Originally Posted by

**SlipEternal** I appreciate all of the work you put into this. My advice is to reorganize the work a bit to make it a bit more readable. While your work seems to have developed independently from existing mathematical works on the subject, you might want to explain how your work relates to Wheel Theory or Meadow Theory. Based on what I have seen, it appears that your work might be isomorphic to a meadow where $0^{-1} = 1$. By giving your work context in a larger mathematical framework, it will be easier for mathematicians to interact with your work. Currently, it is very clunky and difficult to work with. Once I know that I can treat it as a meadow for the purposes of arithmetic, it becomes clear that you are attempting to give physical meaning to the fact that you have chosen $0^{-1} = 1$ along with an explanation of why that is a strong choice for the inverse of zero.

But, it appears that you are taking precautions to keep your work separate from existing mathematical knowledge. If this is because you disagree with the basic properties of a meadow or a wheel, then it still may behoove you to introduce your work as a divergence from the current theories, along with an explanation of why those theories fail to satisfy and how your work corrects whatever they get wrong. Once you introduce your work and its interdependencies and divergences from the current mathematical framework, mathematicians will have a clear idea of what your work is meant to accomplish.

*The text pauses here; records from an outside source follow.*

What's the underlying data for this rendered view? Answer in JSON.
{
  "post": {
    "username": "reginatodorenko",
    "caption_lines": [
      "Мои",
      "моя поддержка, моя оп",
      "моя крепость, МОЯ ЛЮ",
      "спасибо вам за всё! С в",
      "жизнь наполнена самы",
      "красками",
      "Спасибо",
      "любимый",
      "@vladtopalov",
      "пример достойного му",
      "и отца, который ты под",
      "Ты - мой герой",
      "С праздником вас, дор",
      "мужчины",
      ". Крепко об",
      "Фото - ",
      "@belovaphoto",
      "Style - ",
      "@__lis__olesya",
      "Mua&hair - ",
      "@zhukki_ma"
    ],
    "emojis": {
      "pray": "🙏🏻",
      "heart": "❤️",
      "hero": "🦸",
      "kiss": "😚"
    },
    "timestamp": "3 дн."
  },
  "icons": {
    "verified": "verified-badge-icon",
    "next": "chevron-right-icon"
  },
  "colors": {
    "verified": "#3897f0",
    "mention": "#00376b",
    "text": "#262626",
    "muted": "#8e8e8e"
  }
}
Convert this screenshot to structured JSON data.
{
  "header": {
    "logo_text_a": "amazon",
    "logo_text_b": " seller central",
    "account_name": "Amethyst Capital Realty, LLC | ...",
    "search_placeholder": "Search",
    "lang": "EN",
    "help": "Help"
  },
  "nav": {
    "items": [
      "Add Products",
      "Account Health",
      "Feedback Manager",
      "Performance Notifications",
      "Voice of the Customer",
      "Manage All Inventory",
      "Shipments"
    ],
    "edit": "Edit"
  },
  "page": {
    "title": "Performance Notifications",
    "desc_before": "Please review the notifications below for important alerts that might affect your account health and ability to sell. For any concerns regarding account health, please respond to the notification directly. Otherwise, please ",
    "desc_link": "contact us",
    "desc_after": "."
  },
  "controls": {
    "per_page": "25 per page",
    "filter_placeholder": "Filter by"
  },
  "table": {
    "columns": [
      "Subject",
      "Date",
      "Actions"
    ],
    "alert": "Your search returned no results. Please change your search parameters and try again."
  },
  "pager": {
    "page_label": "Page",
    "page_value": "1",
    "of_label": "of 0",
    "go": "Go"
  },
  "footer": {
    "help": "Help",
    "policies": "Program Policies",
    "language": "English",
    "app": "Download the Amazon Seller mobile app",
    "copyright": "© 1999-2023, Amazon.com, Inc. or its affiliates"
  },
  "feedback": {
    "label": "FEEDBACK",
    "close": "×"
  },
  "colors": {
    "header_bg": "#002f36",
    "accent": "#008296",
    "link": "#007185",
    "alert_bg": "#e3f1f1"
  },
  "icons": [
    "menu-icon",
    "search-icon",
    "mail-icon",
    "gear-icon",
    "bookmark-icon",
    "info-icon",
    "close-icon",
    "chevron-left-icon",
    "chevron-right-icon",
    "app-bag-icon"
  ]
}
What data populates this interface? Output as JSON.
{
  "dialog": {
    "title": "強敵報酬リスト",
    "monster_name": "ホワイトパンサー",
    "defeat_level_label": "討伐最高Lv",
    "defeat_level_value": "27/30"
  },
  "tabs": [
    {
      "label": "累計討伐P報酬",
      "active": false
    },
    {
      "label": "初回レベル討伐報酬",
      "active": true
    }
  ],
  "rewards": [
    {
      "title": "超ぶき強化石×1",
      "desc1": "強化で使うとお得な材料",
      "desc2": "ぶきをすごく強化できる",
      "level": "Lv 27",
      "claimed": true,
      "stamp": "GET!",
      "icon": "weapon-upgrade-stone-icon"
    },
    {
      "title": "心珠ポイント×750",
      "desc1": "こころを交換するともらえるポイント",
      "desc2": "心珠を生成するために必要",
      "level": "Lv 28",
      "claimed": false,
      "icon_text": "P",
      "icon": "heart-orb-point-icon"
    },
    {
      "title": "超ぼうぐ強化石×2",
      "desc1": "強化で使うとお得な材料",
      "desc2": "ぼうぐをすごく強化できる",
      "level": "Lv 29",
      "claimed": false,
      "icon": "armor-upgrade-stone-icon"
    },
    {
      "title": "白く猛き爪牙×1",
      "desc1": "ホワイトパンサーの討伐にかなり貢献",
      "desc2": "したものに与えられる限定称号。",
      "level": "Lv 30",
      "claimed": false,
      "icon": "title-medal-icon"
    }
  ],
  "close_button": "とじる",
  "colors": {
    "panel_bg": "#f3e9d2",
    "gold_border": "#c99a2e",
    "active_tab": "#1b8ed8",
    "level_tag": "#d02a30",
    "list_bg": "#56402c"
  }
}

That said, you do try to justify your work. You say that the ability to divide by zero should be a boon to physicists and mathematicians alike. However, as someone who has looked into wheel theory and meadow theory (the latter at your suggestion, actually), I find the presentation you have provided vastly more convoluted than the simple presentations of the existing theories. I wonder, why would I choose your theory over the much more intuitive ones I have already read?